House of Yes has been a part of Brooklyn’s nightlife for over ten years. The spot, known for its vibrant queer-friendly dance parties and shows, occupies a large building in Bushwick just off of the Jefferson Street L Train. Since the pandemic hit, dance parties, drag shows, and other forms of entertainment House of Yes specialize in have been largely put on hold. Outdoor dining, while appropriate for many restaurants, poses unique challenges for spots that used to be open until 4:00 am and weren’t necessarily known for food or cocktails.
“The center of a lot of our nightlife business was 1, dancing which a lot of people can’t really do safely right now, and 2, theater shows,” Jacqui Rabkin, the Marketing Director for House of Yes, told Bklyner. “We’re trying to roll with the punches but it feels like every week there’s a new proclamation that comes out that’s really meant to just make it more difficult for small businesses that are trying to survive.”

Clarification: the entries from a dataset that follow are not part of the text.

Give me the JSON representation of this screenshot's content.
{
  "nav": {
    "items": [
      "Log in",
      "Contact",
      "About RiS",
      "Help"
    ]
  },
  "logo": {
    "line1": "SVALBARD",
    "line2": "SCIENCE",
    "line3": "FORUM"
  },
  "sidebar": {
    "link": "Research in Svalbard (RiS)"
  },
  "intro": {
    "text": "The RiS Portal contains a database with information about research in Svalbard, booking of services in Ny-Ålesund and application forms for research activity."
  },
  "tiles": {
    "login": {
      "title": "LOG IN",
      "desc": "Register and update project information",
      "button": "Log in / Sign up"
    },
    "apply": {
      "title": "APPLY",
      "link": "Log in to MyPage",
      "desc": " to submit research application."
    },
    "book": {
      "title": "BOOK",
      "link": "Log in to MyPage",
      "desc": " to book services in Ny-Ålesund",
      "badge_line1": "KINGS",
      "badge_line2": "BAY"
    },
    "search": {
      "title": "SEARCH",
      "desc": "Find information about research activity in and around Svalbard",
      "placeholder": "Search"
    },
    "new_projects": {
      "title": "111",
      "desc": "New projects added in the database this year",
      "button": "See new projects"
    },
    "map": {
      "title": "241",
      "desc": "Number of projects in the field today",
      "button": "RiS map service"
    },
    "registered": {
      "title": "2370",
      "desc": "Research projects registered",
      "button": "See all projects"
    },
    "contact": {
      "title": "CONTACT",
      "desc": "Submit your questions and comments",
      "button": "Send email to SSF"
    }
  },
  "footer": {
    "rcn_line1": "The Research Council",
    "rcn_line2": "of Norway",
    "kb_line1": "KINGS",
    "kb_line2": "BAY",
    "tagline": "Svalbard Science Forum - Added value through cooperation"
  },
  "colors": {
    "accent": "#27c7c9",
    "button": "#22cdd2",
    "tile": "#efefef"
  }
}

House of Yes is in support of a lawsuit brought forth by the Independent Venue Association against the SLA regarding new regulations for ticketing music and performance events. Rabkin says that the issue is about free speech.
“We have hosts, we have servers, and in order for us to make it sound exciting for our patrons, I might describe what the servers are doing as ‘a hint of performance magic’. I would use that word because I want to get people excited to come out, but that doesn’t mean it’s a live performance. We’ll have music playing and we’ll have sound selections by some of our favorite DJs, but there’s no physical DJ booth,” she said, all of which would not be allowed under new regulations. At House of Yes’s outdoor cafe, the servers often wear drag and attempt to maintain some of the former “vibe”, but all guests are required to remain seated.
Right now, the outdoor area is not sustainable, Rabkin says.
“All venues need their rent cancelled or some aspect of rent cancellation. There’s absolutely no way that at any reduced capacity any venue can make the revenue required in that space to pay the rent, because that’s just not how the business model of social gathering venues work,” she said.
Hours after Bklyner’s conversation with House of Yes on August 27th, their liquor license was revoked by the State Liquor Authority. The venue had been serving food from a sister restaurant, which they were told didn’t comply with regulations. The SLA did not immediately return a request for comment.
House of Yes is still looking toward the future, however uncertain.
“Most of us are not trying to delude ourselves that things will ‘go back to normal’. That’s certainly not how I’m viewing things. I feel that if I would approach my life and my career in nightlife as waiting for things to go back to normal. I Would be extremely disappointed,” Rabkin said.
As the venue works with the SLA “in good faith” and hopes to reopen, patrons can support their PayPal, listen to their podcast or playlists, and grab some merchandise.
September 16th, 2020: A statement made by House of Yes regarding police presence was retracted due to concerns over future SLA negotiations.